John Russell Paintings

John Russell was an English painter renowned for his mastery in pastel painting, particularly noted for his portraits. Born on March 29, 1745, in Guildford, Surrey, England, to a bookseller, Russell showed an early inclination towards art. He was largely self-taught, although he did study briefly at the Royal Academy of Arts in London. His talent in using pastels, a medium less revered than oils at the time, did not go unnoticed. He was particularly celebrated for his ability to capture the nuances of skin tones and the vitality of his subjects, which earned him considerable acclaim during his lifetime.

Russell's talent and dedication to his craft were recognized early in his career.

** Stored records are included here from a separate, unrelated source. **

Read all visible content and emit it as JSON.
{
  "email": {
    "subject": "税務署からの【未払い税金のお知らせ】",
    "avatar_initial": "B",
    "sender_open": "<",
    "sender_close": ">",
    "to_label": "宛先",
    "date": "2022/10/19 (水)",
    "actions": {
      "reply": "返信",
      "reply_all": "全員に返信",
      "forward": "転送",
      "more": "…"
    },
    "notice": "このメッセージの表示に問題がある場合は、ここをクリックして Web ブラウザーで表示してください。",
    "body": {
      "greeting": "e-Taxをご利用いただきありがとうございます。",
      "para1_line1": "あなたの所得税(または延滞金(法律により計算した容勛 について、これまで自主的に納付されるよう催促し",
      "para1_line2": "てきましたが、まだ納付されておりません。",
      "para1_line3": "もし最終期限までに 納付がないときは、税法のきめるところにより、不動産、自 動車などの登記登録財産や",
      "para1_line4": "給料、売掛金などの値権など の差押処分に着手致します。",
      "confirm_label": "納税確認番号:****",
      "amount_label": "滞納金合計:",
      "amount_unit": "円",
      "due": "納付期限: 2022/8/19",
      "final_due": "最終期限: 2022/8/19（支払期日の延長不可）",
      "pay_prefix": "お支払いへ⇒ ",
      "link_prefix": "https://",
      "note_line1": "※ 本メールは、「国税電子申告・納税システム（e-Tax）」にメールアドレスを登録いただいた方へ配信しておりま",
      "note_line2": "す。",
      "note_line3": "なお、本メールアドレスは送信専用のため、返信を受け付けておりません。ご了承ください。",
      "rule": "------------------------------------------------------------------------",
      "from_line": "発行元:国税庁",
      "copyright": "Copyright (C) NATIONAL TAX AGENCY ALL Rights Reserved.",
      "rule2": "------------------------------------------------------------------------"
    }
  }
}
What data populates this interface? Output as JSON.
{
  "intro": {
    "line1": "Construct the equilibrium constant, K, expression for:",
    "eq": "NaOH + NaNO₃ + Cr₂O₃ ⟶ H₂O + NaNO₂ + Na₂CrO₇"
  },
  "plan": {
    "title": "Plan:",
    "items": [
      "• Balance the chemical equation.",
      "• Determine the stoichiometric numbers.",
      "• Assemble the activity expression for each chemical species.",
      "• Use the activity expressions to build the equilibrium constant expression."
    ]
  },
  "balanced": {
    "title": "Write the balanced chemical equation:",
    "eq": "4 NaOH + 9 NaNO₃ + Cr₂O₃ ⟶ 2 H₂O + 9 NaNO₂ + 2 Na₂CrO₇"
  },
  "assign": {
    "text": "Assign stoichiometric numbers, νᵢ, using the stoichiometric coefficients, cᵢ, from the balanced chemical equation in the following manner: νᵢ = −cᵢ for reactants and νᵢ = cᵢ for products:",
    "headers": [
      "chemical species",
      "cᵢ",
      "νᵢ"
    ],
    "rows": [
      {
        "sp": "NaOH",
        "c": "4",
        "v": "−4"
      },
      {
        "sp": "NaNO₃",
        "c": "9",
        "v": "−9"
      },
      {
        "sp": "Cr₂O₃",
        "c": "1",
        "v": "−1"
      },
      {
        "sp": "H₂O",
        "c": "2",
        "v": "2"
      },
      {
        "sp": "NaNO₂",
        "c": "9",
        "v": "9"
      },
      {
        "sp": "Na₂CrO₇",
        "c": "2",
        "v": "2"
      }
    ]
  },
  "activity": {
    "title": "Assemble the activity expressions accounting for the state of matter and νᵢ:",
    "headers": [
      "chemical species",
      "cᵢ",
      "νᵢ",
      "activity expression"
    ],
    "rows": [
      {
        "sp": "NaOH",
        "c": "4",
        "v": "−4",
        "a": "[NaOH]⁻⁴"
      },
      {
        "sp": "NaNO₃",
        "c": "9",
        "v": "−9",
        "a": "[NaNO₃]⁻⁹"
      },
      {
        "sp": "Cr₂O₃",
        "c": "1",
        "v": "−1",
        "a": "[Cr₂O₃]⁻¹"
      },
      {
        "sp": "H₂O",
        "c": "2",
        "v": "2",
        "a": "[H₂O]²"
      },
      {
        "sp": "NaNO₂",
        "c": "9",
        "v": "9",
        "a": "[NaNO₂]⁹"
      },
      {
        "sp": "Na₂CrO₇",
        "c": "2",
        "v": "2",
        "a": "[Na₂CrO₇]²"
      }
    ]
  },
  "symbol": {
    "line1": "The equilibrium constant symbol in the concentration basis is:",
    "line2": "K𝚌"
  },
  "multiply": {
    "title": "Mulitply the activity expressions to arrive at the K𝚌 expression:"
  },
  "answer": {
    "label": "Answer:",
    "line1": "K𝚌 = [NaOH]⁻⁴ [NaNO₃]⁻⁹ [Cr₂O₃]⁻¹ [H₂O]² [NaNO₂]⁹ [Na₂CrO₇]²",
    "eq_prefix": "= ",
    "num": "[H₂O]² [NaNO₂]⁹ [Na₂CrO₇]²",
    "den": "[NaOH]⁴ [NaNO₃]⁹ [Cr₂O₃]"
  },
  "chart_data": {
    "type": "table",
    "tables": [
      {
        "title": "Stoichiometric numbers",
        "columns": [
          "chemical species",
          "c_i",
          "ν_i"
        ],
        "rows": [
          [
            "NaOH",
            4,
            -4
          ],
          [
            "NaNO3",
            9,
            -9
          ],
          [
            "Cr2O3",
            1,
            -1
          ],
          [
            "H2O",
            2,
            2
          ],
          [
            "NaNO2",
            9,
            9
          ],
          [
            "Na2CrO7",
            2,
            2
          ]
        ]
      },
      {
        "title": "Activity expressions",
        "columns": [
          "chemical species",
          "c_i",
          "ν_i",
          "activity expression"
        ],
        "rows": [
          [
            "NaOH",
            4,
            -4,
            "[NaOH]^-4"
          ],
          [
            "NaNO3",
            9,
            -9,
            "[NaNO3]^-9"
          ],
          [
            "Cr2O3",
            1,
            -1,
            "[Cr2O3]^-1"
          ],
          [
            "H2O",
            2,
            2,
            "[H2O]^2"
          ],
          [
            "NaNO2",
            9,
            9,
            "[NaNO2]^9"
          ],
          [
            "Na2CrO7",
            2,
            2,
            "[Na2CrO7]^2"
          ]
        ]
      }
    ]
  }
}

He was appointed Painter to King George III and became a member of the Royal Academy in 1788, an acknowledgment of his contributions to the art world. Throughout his career, Russell was not only a prolific portrait artist but also an innovator. He developed a method for fixing pastel colors to prevent them from smudging, significantly enhancing the durability and appeal of pastel artworks.

Despite his success as a portrait artist, Russell was deeply interested in astronomy. He made detailed observations of the moon, which he published, and even invented an apparatus for taking lunar measurements. His passion for astronomy is reflected in some of his works, including detailed drawings of the moon.

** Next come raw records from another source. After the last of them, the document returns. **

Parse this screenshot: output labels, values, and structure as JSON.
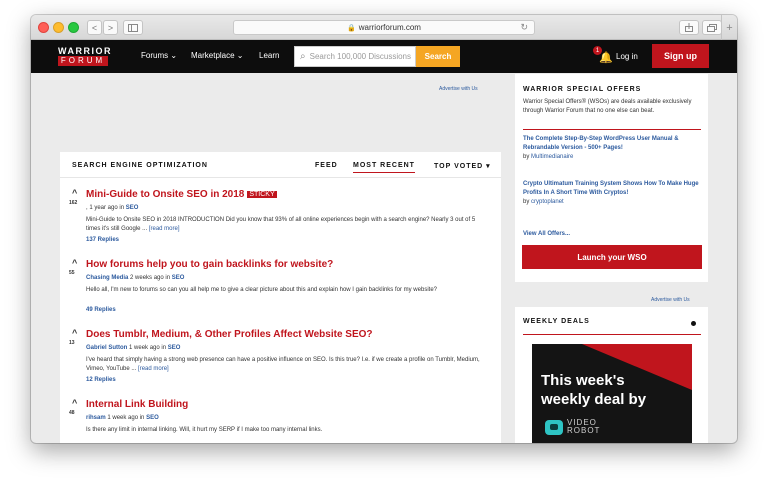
{
  "browser": {
    "url": "warriorforum.com",
    "nav_back": "<",
    "nav_forward": ">",
    "new_tab": "+"
  },
  "nav": {
    "logo_top": "WARRIOR",
    "logo_bottom": "FORUM",
    "links": [
      "Forums ⌄",
      "Marketplace ⌄",
      "Learn"
    ],
    "search_placeholder": "Search 100,000 Discussions",
    "search_button": "Search",
    "notification_count": "1",
    "login": "Log in",
    "signup": "Sign up"
  },
  "ads": {
    "top_label": "Advertise with Us",
    "sidebar_label": "Advertise with Us"
  },
  "main": {
    "section_title": "SEARCH ENGINE OPTIMIZATION",
    "tabs": [
      "FEED",
      "MOST RECENT",
      "TOP VOTED ▾"
    ],
    "active_tab": "MOST RECENT",
    "posts": [
      {
        "title": "Mini-Guide to Onsite SEO in 2018",
        "sticky": "STICKY",
        "votes": "162",
        "author": "",
        "meta": ", 1 year ago in",
        "category": "SEO",
        "excerpt": "Mini-Guide to Onsite SEO in 2018 INTRODUCTION Did you know that 93% of all online experiences begin with a search engine? Nearly 3 out of 5 times it's still Google ...",
        "read_more": "[read more]",
        "replies": "137 Replies"
      },
      {
        "title": "How forums help you to gain backlinks for website?",
        "votes": "55",
        "author": "Chasing Media",
        "meta": "2 weeks ago in",
        "category": "SEO",
        "excerpt": "Hello all, I'm new to forums so can you all help me to give a clear picture about this and explain how I gain backlinks for my website?",
        "replies": "49 Replies"
      },
      {
        "title": "Does Tumblr, Medium, & Other Profiles Affect Website SEO?",
        "votes": "13",
        "author": "Gabriel Sutton",
        "meta": "1 week ago in",
        "category": "SEO",
        "excerpt": "I've heard that simply having a strong web presence can have a positive influence on SEO. Is this true? I.e. if we create a profile on Tumblr, Medium, Vimeo, YouTube ...",
        "read_more": "[read more]",
        "replies": "12 Replies"
      },
      {
        "title": "Internal Link Building",
        "votes": "48",
        "author": "rihsam",
        "meta": "1 week ago in",
        "category": "SEO",
        "excerpt": "Is there any limit in internal linking. Will, it hurt my SERP if I make too many internal links."
      }
    ]
  },
  "sidebar": {
    "title": "WARRIOR SPECIAL OFFERS",
    "description": "Warrior Special Offers® (WSOs) are deals available exclusively through Warrior Forum that no one else can beat.",
    "offers": [
      {
        "title": "The Complete Step-By-Step WordPress User Manual & Rebrandable Version - 500+ Pages!",
        "by": "by",
        "author": "Multimedianaire"
      },
      {
        "title": "Crypto Ultimatum Training System Shows How To Make Huge Profits In A Short Time With Cryptos!",
        "by": "by",
        "author": "cryptoplanet"
      }
    ],
    "view_all": "View All Offers...",
    "launch_button": "Launch your WSO"
  },
  "weekly_deals": {
    "title": "WEEKLY DEALS",
    "banner_line1": "This week's",
    "banner_line2": "weekly deal by",
    "brand_line1": "VIDEO",
    "brand_line2": "ROBOT"
  },
  "colors": {
    "brand_red": "#c0151d",
    "search_orange": "#f5a623",
    "link_blue": "#2c5a9e",
    "nav_black": "#0d0d0d"
  }
}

John Russell's legacy is that of a dedicated artist who excelled in a medium that was often underrated by his contemporaries. His ability to imbue his portraits with life and emotion, coupled with his technical innovations in pastel painting, secured his place in the annals of British art history. Russell died on April 20, 1806, but left behind a rich body of work that continues to be appreciated for its beauty and technical proficiency.